Records for this exercise:
Segment Open

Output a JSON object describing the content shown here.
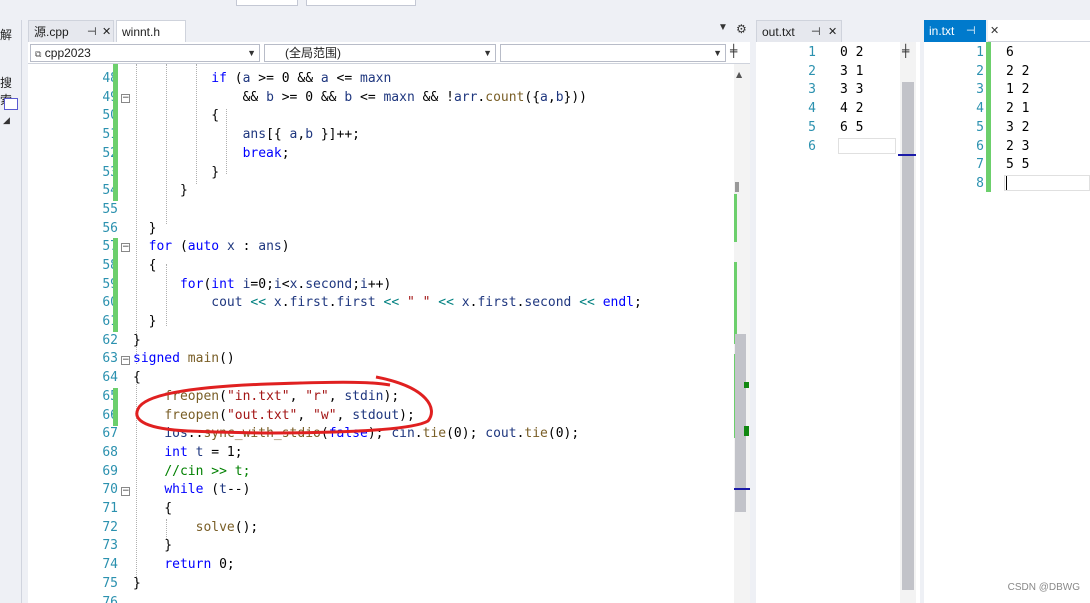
{
  "tabs": {
    "source_tab": "源.cpp",
    "header_tab": "winnt.h",
    "out_tab": "out.txt",
    "in_tab": "in.txt"
  },
  "left_strip": {
    "label_top": "解",
    "label_search": "搜索"
  },
  "navbar": {
    "project": "cpp2023",
    "scope": "(全局范围)",
    "member": ""
  },
  "editor": {
    "line_numbers": [
      "48",
      "49",
      "50",
      "51",
      "52",
      "53",
      "54",
      "55",
      "56",
      "57",
      "58",
      "59",
      "60",
      "61",
      "62",
      "63",
      "64",
      "65",
      "66",
      "67",
      "68",
      "69",
      "70",
      "71",
      "72",
      "73",
      "74",
      "75",
      "76"
    ]
  },
  "out_panel": {
    "line_numbers": [
      "1",
      "2",
      "3",
      "4",
      "5",
      "6"
    ],
    "lines": [
      "0 2",
      "3 1",
      "3 3",
      "4 2",
      "6 5",
      ""
    ]
  },
  "in_panel": {
    "line_numbers": [
      "1",
      "2",
      "3",
      "4",
      "5",
      "6",
      "7",
      "8"
    ],
    "lines": [
      "6",
      "2 2",
      "1 2",
      "2 1",
      "3 2",
      "2 3",
      "5 5",
      ""
    ]
  },
  "watermark": "CSDN @DBWG",
  "colors": {
    "active_tab": "#007acc",
    "change_marker": "#6ccf6c",
    "annotation": "#e02020",
    "line_number": "#2b91af",
    "keyword": "#0000ff"
  }
}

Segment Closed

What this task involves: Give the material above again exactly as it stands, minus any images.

Answer space:
Output a JSON object describing the content shown here.
{
  "tabs": {
    "source_tab": "源.cpp",
    "header_tab": "winnt.h",
    "out_tab": "out.txt",
    "in_tab": "in.txt"
  },
  "left_strip": {
    "label_top": "解",
    "label_search": "搜索"
  },
  "navbar": {
    "project": "cpp2023",
    "scope": "(全局范围)",
    "member": ""
  },
  "editor": {
    "line_numbers": [
      "48",
      "49",
      "50",
      "51",
      "52",
      "53",
      "54",
      "55",
      "56",
      "57",
      "58",
      "59",
      "60",
      "61",
      "62",
      "63",
      "64",
      "65",
      "66",
      "67",
      "68",
      "69",
      "70",
      "71",
      "72",
      "73",
      "74",
      "75",
      "76"
    ]
  },
  "out_panel": {
    "line_numbers": [
      "1",
      "2",
      "3",
      "4",
      "5",
      "6"
    ],
    "lines": [
      "0 2",
      "3 1",
      "3 3",
      "4 2",
      "6 5",
      ""
    ]
  },
  "in_panel": {
    "line_numbers": [
      "1",
      "2",
      "3",
      "4",
      "5",
      "6",
      "7",
      "8"
    ],
    "lines": [
      "6",
      "2 2",
      "1 2",
      "2 1",
      "3 2",
      "2 3",
      "5 5",
      ""
    ]
  },
  "watermark": "CSDN @DBWG",
  "colors": {
    "active_tab": "#007acc",
    "change_marker": "#6ccf6c",
    "annotation": "#e02020",
    "line_number": "#2b91af",
    "keyword": "#0000ff"
  }
}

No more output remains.